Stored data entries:

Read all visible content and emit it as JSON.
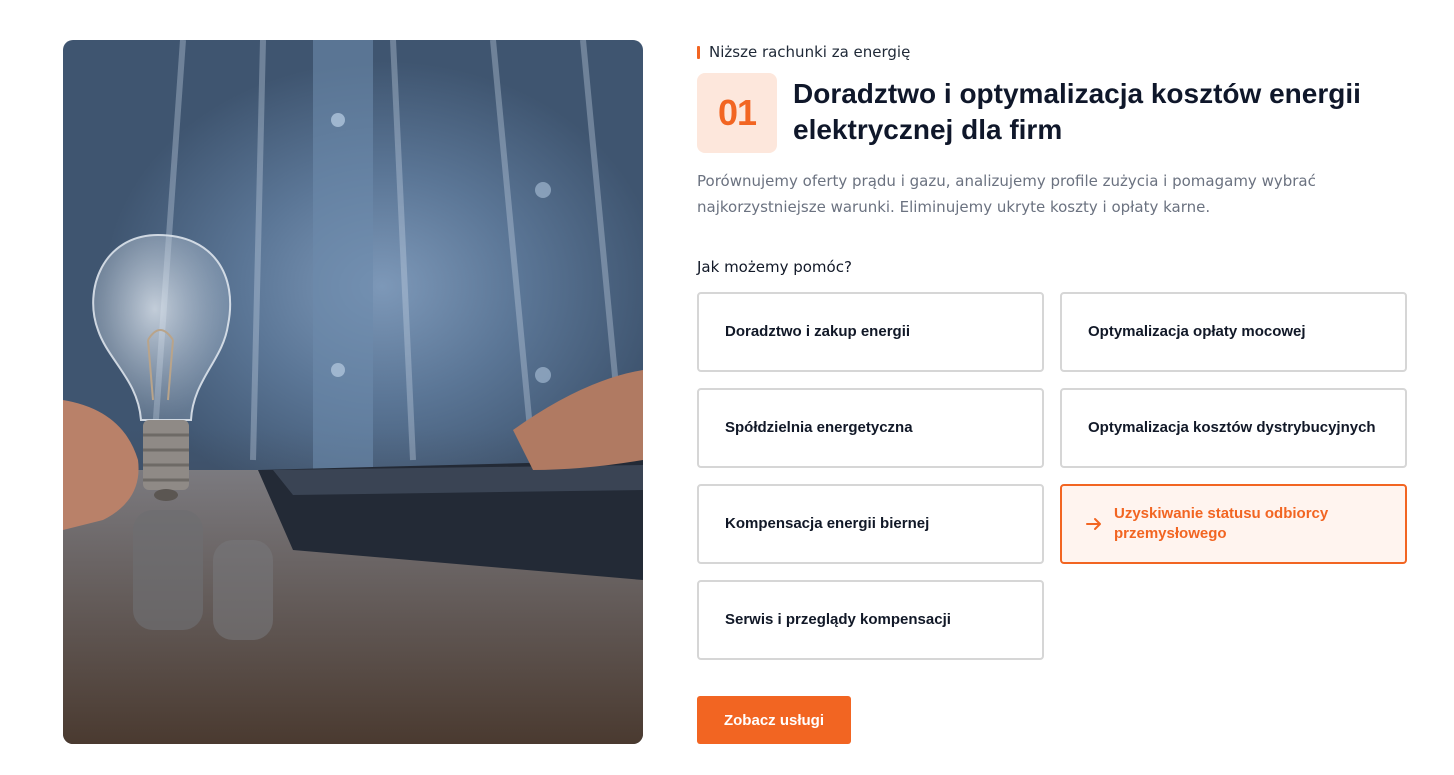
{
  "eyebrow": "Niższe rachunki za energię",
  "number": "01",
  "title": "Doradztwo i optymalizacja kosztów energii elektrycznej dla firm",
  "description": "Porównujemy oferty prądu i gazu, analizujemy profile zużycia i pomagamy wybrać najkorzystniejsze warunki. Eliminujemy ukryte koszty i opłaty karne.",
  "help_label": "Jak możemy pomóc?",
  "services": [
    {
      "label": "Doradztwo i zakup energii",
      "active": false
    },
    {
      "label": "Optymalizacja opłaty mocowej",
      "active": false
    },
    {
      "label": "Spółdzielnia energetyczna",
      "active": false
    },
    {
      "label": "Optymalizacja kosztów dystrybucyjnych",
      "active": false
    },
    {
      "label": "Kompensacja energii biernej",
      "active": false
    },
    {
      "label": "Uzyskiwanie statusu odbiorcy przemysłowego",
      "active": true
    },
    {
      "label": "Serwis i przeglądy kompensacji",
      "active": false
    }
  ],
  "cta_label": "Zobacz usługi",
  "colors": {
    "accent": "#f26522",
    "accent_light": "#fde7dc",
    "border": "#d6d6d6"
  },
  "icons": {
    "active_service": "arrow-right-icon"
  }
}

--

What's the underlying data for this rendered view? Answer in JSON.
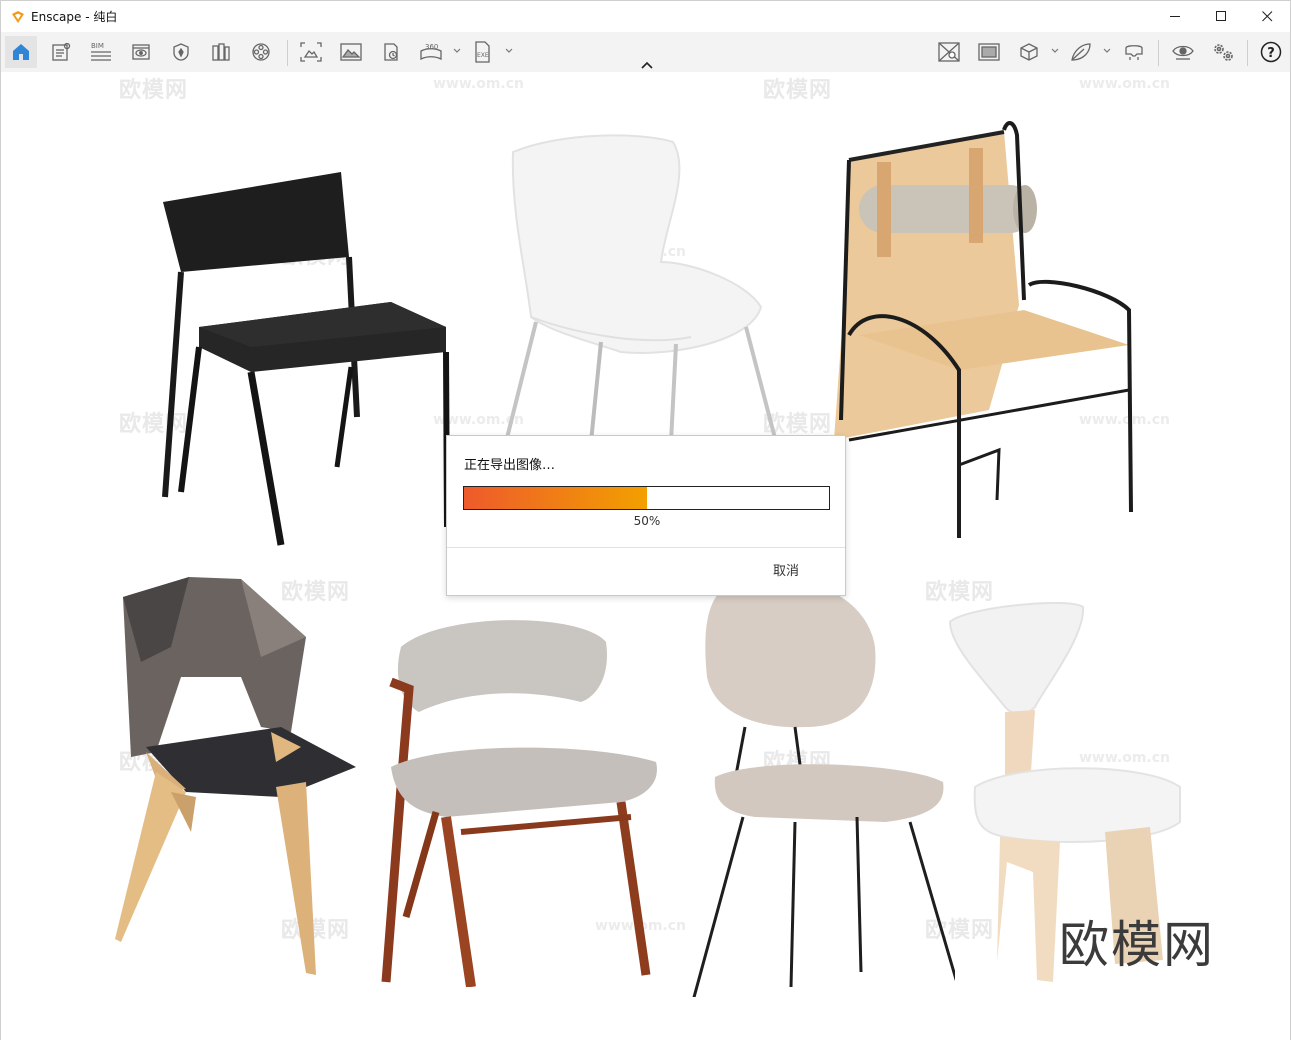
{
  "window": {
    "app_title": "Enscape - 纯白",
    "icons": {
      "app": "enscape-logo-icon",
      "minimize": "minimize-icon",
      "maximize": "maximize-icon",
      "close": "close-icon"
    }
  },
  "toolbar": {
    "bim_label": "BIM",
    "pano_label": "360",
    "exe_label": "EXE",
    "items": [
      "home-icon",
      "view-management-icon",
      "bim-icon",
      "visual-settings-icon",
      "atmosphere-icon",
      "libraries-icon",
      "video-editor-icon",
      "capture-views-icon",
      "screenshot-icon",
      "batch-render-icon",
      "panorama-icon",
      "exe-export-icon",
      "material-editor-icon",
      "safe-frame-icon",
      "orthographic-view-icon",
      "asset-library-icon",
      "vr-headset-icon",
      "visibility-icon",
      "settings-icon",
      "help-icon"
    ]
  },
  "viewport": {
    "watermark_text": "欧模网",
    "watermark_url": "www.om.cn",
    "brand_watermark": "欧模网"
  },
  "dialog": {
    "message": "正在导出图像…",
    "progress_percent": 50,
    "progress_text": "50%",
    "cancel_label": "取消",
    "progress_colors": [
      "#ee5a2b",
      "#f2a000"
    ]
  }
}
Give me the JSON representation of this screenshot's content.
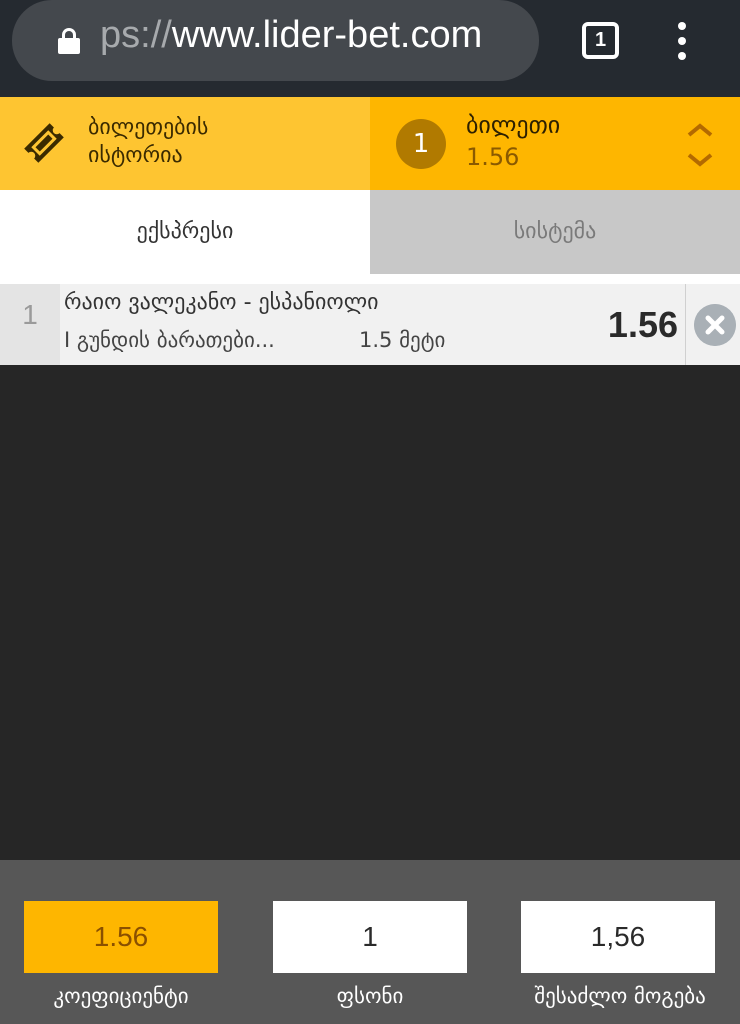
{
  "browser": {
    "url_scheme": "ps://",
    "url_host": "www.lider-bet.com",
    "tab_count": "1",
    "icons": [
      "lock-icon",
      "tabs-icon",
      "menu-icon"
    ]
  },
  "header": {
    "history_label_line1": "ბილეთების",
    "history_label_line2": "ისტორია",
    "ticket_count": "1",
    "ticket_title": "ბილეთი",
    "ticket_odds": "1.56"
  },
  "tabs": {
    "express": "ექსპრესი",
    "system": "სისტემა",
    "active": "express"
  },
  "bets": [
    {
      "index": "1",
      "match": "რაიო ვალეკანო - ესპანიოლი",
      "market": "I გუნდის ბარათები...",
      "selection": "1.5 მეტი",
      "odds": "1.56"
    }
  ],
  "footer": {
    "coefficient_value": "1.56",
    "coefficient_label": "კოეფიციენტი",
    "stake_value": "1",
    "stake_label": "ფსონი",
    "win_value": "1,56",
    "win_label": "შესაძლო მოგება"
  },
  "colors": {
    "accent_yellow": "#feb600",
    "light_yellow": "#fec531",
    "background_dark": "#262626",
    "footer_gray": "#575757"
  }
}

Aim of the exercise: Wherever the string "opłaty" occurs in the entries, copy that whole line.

Answer for the task:
  "description": "Porównujemy oferty prądu i gazu, analizujemy profile zużycia i pomagamy wybrać najkorzystniejsze warunki. Eliminujemy ukryte koszty i opłaty karne.",
      "label": "Optymalizacja opłaty mocowej",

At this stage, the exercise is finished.